Musical creation and the end of a creative life are featured in a heartfelt elegy. Emotional, unnerving, and moving are all words that come to mind. Delius is a terrible figure who is at once vulnerable and ruthless. Russell was a master at producing visuals to go with music..
11. The Wrecking Crew!(Documentary; Denny Tedesco, 2008)
The story of a group of LA session musicians in the 60s and 70s who played on everything but didn’t get the recognition they deserved is the subject of a new documentary. Phil Spector’s Wall of Sound, the Beach Boys, Nancy Sinatra’s These Boots Are Made for Walking, and Glenn Campbell’s Wichita Lineman all include their bass lines. You begin to notice that each of these albums has a distinct tone, and that sound is this band.
Because of this film, I wanted us to record an album in Capitol Studios in Los Angeles. One of the best movies I’ve ever seen about the making of pop music.
12. Little Voice(Drama; Mark Herman, 1998)

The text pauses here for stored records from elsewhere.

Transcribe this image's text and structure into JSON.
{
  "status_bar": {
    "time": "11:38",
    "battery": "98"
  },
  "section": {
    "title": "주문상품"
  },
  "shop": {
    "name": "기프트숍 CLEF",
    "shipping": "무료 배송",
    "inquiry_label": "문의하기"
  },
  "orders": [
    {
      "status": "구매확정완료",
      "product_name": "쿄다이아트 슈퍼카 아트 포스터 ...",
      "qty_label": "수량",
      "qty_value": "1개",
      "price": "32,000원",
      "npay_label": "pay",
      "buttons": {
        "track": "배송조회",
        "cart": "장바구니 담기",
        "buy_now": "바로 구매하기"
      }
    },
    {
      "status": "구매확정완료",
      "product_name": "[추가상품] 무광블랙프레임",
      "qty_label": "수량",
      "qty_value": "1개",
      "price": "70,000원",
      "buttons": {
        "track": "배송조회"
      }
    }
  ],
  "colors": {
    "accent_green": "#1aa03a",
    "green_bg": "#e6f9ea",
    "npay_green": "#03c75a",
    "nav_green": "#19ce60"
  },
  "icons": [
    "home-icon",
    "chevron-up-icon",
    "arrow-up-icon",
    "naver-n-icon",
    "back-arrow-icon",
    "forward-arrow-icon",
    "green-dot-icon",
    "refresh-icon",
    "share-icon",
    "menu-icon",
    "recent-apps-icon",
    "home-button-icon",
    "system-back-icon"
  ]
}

It’s a film that gets it right when it comes to wanting to perform but being discouraged from doing so, and how music can be a wonderful way to escape. A world and an attitude toward women that I was familiar with, even though I’m not working-class, were vividly represented in the novel.
Also, it’s about discovering who you are via music, and how you can do that by singing other people’s songs and finding your own unique voice. In my youth, I tried to emulate Tina Turner by belting out Private Dancer as a child.